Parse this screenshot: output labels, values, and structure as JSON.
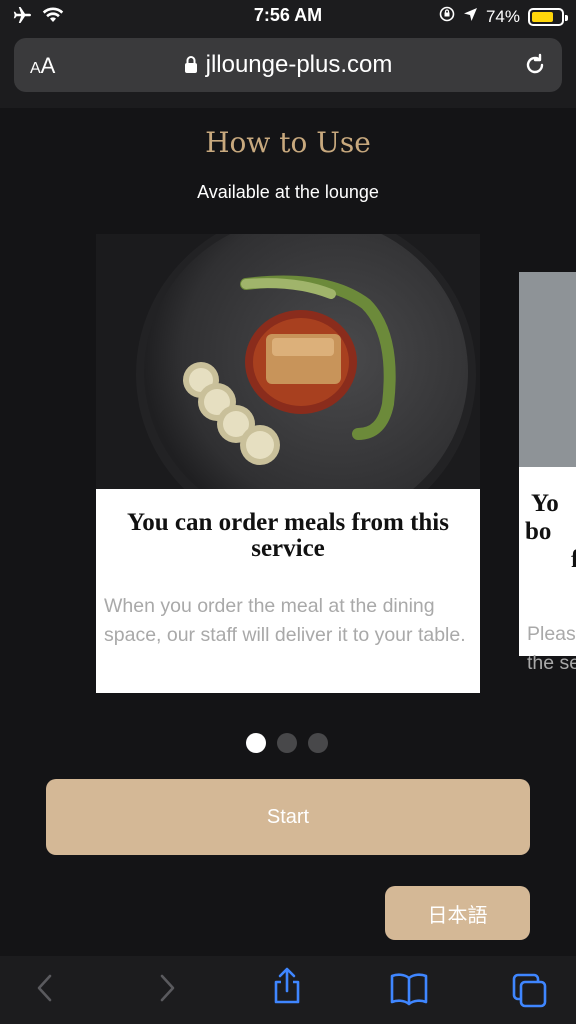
{
  "status_bar": {
    "time": "7:56 AM",
    "battery_text": "74%",
    "battery_level": 0.74,
    "battery_color": "#ffd60a",
    "icons": [
      "airplane-icon",
      "wifi-icon",
      "location-lock-icon",
      "location-arrow-icon",
      "battery-icon"
    ]
  },
  "browser": {
    "text_size_small": "A",
    "text_size_large": "A",
    "domain": "jllounge-plus.com",
    "icons": [
      "lock-icon",
      "reload-icon"
    ]
  },
  "page": {
    "title": "How to Use",
    "subtitle": "Available at the lounge",
    "accent_color": "#c8a97e",
    "button_color": "#d4b896"
  },
  "carousel": {
    "cards": [
      {
        "title": "You can order meals from this service",
        "description": "When you order the meal at the dining space, our staff will deliver it to your table.",
        "image": "plated-dish-photo"
      },
      {
        "title": "Yo\nbo\nf",
        "description": "Pleas\nthe se",
        "image": "partial-photo"
      }
    ],
    "page_count": 3,
    "active_index": 0
  },
  "buttons": {
    "start": "Start",
    "language": "日本語"
  },
  "toolbar": {
    "icons": [
      "back-icon",
      "forward-icon",
      "share-icon",
      "bookmarks-icon",
      "tabs-icon"
    ]
  }
}
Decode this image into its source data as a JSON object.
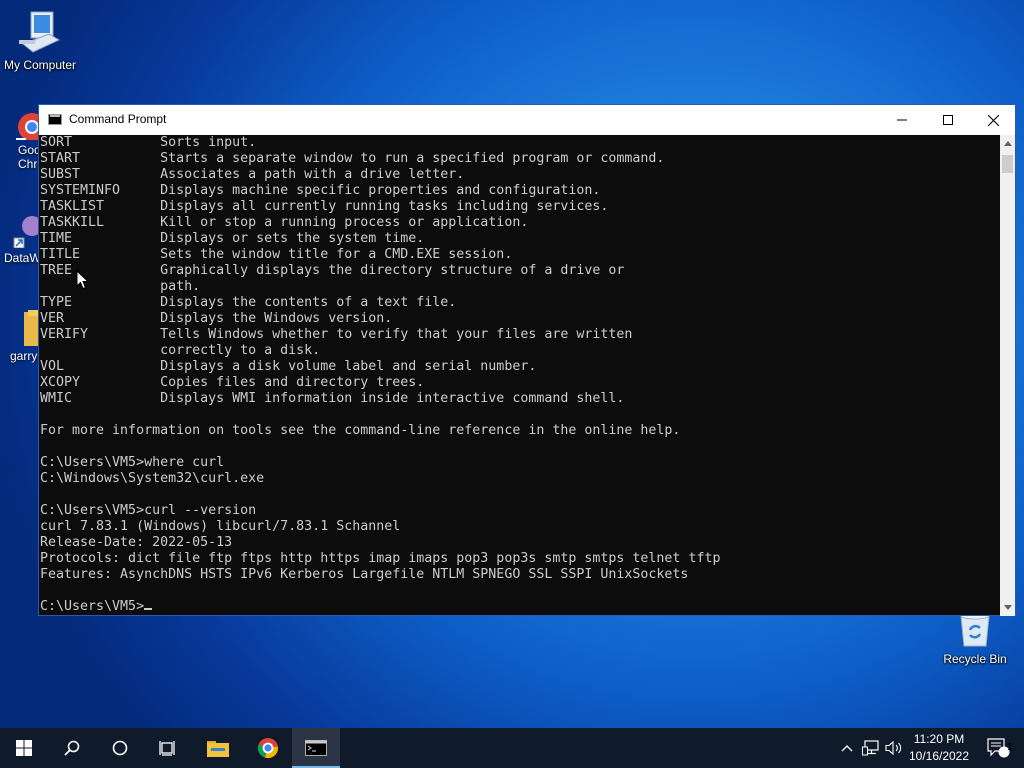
{
  "desktop": {
    "icons": {
      "my_computer": "My Computer",
      "recycle_bin": "Recycle Bin",
      "partial_1": "Goo Chr",
      "partial_2": "DataW",
      "partial_3": "garry"
    }
  },
  "window": {
    "title": "Command Prompt",
    "minimize": "minimize-icon",
    "maximize": "maximize-icon",
    "close": "close-icon"
  },
  "terminal": {
    "lines": [
      "SORT           Sorts input.",
      "START          Starts a separate window to run a specified program or command.",
      "SUBST          Associates a path with a drive letter.",
      "SYSTEMINFO     Displays machine specific properties and configuration.",
      "TASKLIST       Displays all currently running tasks including services.",
      "TASKKILL       Kill or stop a running process or application.",
      "TIME           Displays or sets the system time.",
      "TITLE          Sets the window title for a CMD.EXE session.",
      "TREE           Graphically displays the directory structure of a drive or",
      "               path.",
      "TYPE           Displays the contents of a text file.",
      "VER            Displays the Windows version.",
      "VERIFY         Tells Windows whether to verify that your files are written",
      "               correctly to a disk.",
      "VOL            Displays a disk volume label and serial number.",
      "XCOPY          Copies files and directory trees.",
      "WMIC           Displays WMI information inside interactive command shell.",
      "",
      "For more information on tools see the command-line reference in the online help.",
      "",
      "C:\\Users\\VM5>where curl",
      "C:\\Windows\\System32\\curl.exe",
      "",
      "C:\\Users\\VM5>curl --version",
      "curl 7.83.1 (Windows) libcurl/7.83.1 Schannel",
      "Release-Date: 2022-05-13",
      "Protocols: dict file ftp ftps http https imap imaps pop3 pop3s smtp smtps telnet tftp",
      "Features: AsynchDNS HSTS IPv6 Kerberos Largefile NTLM SPNEGO SSL SSPI UnixSockets",
      ""
    ],
    "prompt": "C:\\Users\\VM5>"
  },
  "taskbar": {
    "items": [
      "start-icon",
      "search-icon",
      "cortana-icon",
      "task-view-icon",
      "file-explorer-icon",
      "chrome-icon",
      "command-prompt-icon"
    ],
    "tray_icons": [
      "chevron-up-icon",
      "network-icon",
      "volume-icon"
    ],
    "time": "11:20 PM",
    "date": "10/16/2022",
    "notification_count": "1"
  },
  "colors": {
    "terminal_bg": "#0c0c0c",
    "terminal_fg": "#cccccc",
    "taskbar_bg": "#0f1a2b",
    "accent": "#76b9ed"
  }
}
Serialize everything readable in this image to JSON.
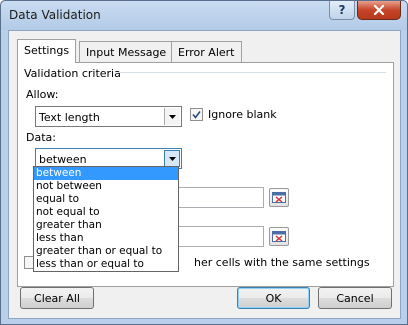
{
  "window": {
    "title": "Data Validation",
    "help_label": "?",
    "close_icon": "close-icon"
  },
  "tabs": [
    {
      "label": "Settings",
      "active": true
    },
    {
      "label": "Input Message",
      "active": false
    },
    {
      "label": "Error Alert",
      "active": false
    }
  ],
  "settings": {
    "section_label": "Validation criteria",
    "allow_label": "Allow:",
    "allow_value": "Text length",
    "ignore_blank_label": "Ignore blank",
    "ignore_blank_checked": true,
    "data_label": "Data:",
    "data_value": "between",
    "data_options": [
      "between",
      "not between",
      "equal to",
      "not equal to",
      "greater than",
      "less than",
      "greater than or equal to",
      "less than or equal to"
    ],
    "data_selected_index": 0,
    "apply_all_partial": "her cells with the same settings"
  },
  "buttons": {
    "clear_all": "Clear All",
    "ok": "OK",
    "cancel": "Cancel"
  },
  "colors": {
    "selection": "#3399ff",
    "title_bar": "#b8d0ea",
    "close_button": "#c6452a"
  }
}
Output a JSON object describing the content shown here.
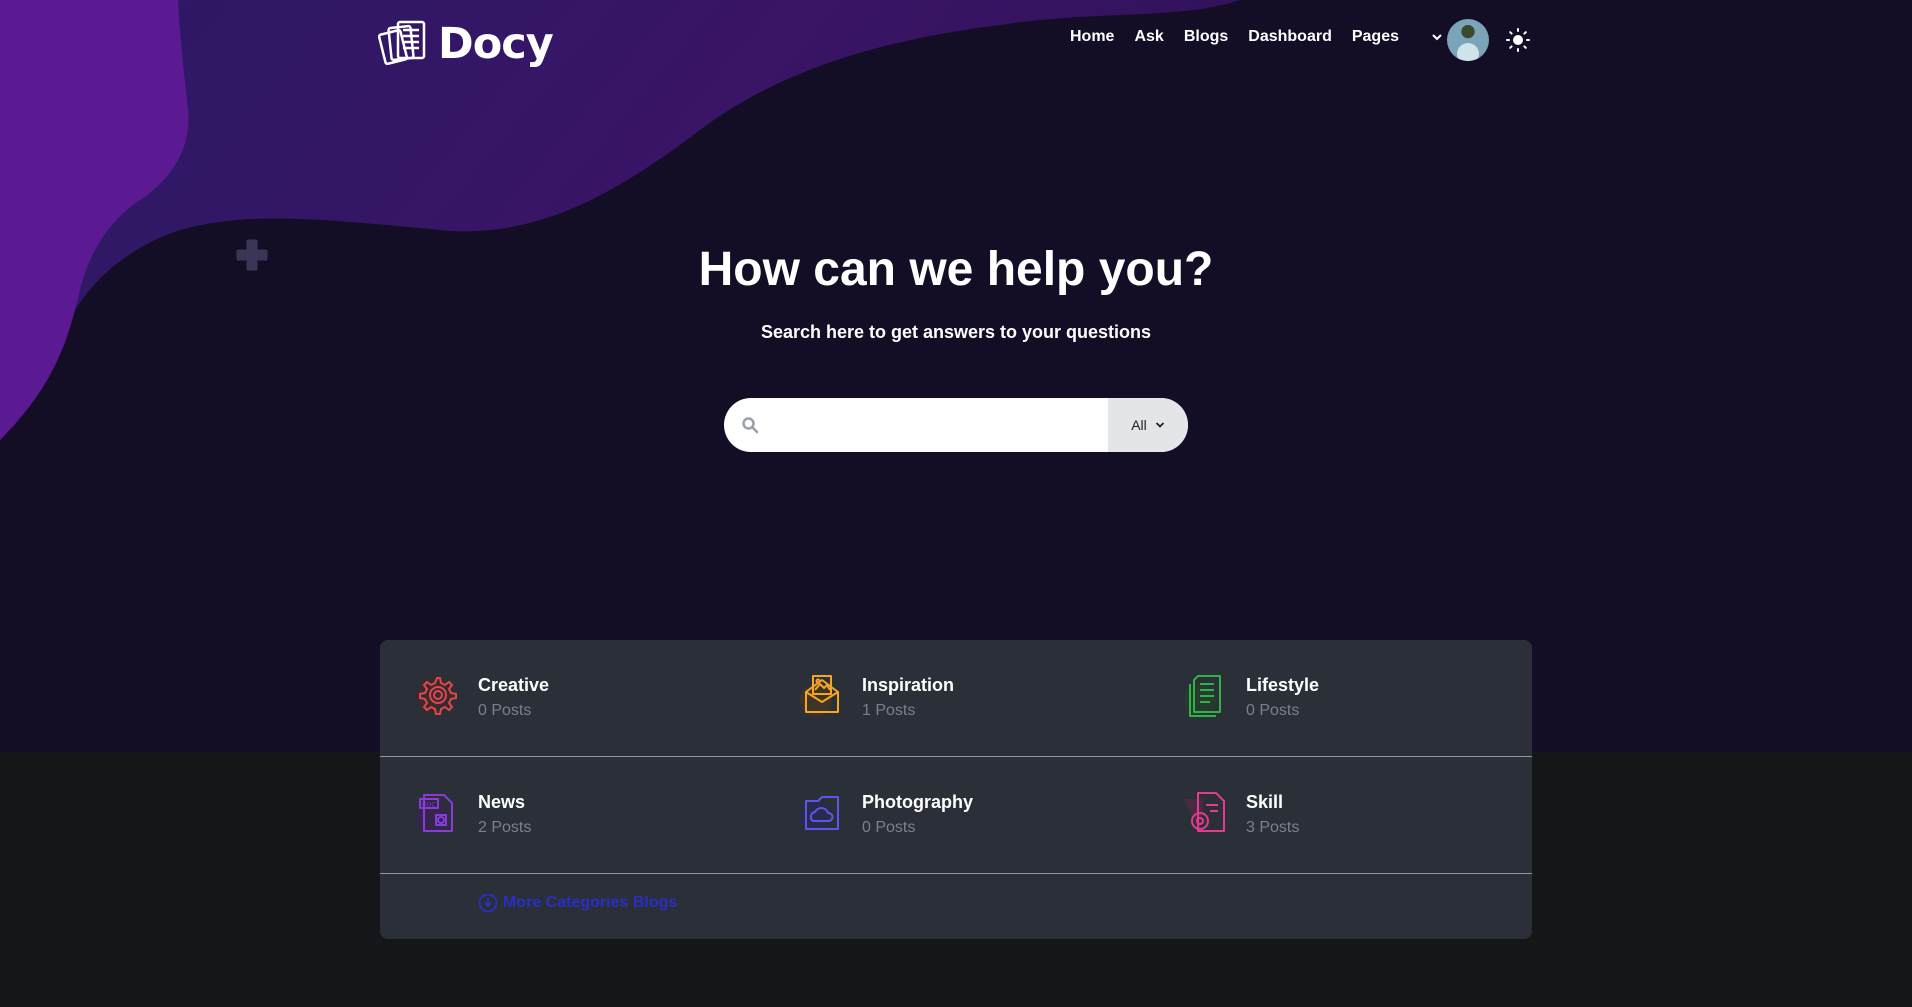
{
  "brand": {
    "name": "Docy"
  },
  "nav": {
    "items": [
      {
        "label": "Home"
      },
      {
        "label": "Ask"
      },
      {
        "label": "Blogs"
      },
      {
        "label": "Dashboard"
      },
      {
        "label": "Pages"
      }
    ]
  },
  "hero": {
    "title": "How can we help you?",
    "subtitle": "Search here to get answers to your questions"
  },
  "search": {
    "placeholder": "",
    "value": "",
    "filter_selected": "All"
  },
  "categories": [
    {
      "name": "Creative",
      "count": "0 Posts",
      "icon": "gear-icon",
      "color": "#e0474c"
    },
    {
      "name": "Inspiration",
      "count": "1 Posts",
      "icon": "mail-image-icon",
      "color": "#f5a623"
    },
    {
      "name": "Lifestyle",
      "count": "0 Posts",
      "icon": "document-icon",
      "color": "#2fb344"
    },
    {
      "name": "News",
      "count": "2 Posts",
      "icon": "doc-file-icon",
      "color": "#8a3ad8"
    },
    {
      "name": "Photography",
      "count": "0 Posts",
      "icon": "cloud-folder-icon",
      "color": "#5b58e8"
    },
    {
      "name": "Skill",
      "count": "3 Posts",
      "icon": "doc-gear-icon",
      "color": "#e23b8f"
    }
  ],
  "more_link": {
    "label": "More Categories Blogs"
  },
  "colors": {
    "hero_bg": "#130e25",
    "accent_purple": "#5e1a8f",
    "card_bg": "#2b2f37",
    "page_bg": "#141619",
    "link_blue": "#2a2ec7"
  }
}
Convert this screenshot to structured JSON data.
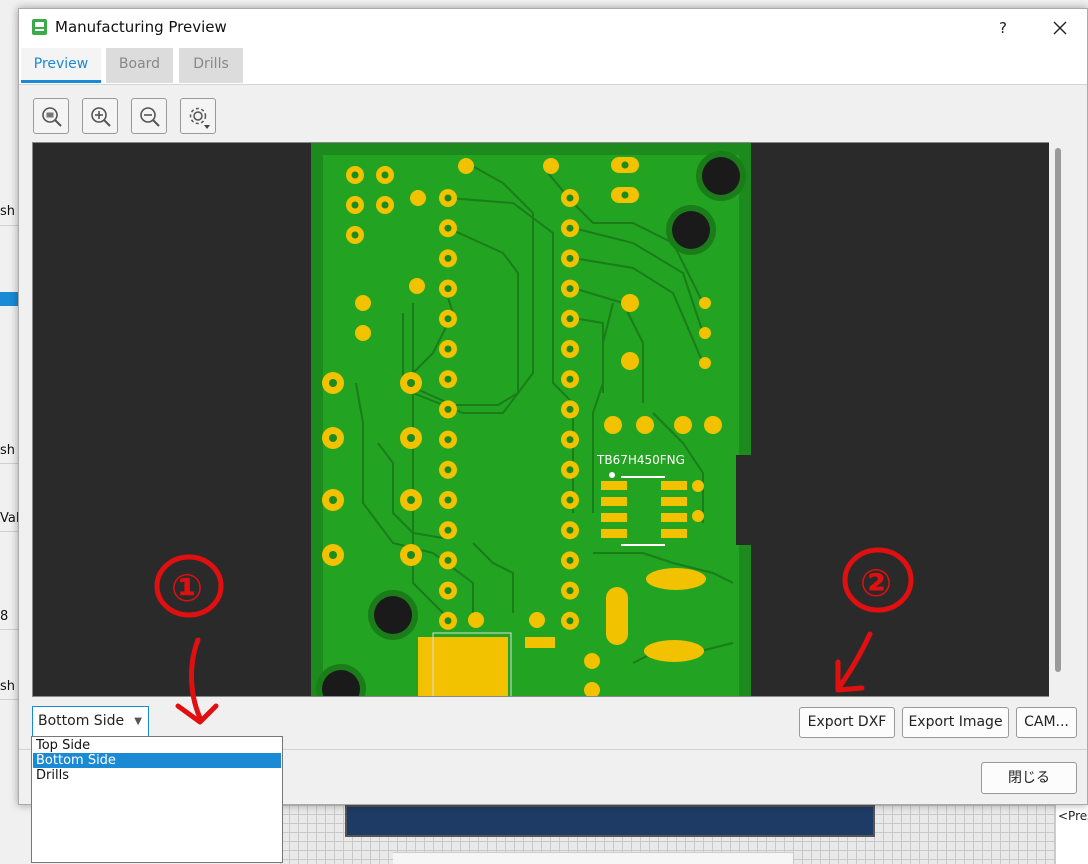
{
  "background_app": {
    "strip_labels": [
      "sh",
      "sh",
      "Val",
      "8",
      "sh"
    ],
    "right_panel_text": "<Pres"
  },
  "dialog": {
    "title": "Manufacturing Preview",
    "help_label": "?",
    "close_label": "✕",
    "tabs": [
      {
        "label": "Preview",
        "active": true
      },
      {
        "label": "Board",
        "active": false
      },
      {
        "label": "Drills",
        "active": false
      }
    ],
    "toolbar_icons": [
      "zoom-fit-icon",
      "zoom-in-icon",
      "zoom-out-icon",
      "settings-icon"
    ],
    "preview": {
      "component_label": "TB67H450FNG",
      "board_color": "#1e9a1e",
      "pad_color": "#f2c200",
      "background_color": "#2a2a2a"
    },
    "side_select": {
      "value": "Bottom Side",
      "options": [
        "Top Side",
        "Bottom Side",
        "Drills"
      ],
      "selected_index": 1
    },
    "buttons": {
      "export_dxf": "Export DXF",
      "export_image": "Export Image",
      "cam": "CAM...",
      "close": "閉じる"
    }
  },
  "annotations": {
    "color": "#e01010",
    "labels": [
      "①",
      "②"
    ]
  }
}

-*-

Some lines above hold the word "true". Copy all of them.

__Solution__
      "active": true
    "ignore_blank_checked": true,
        "active": true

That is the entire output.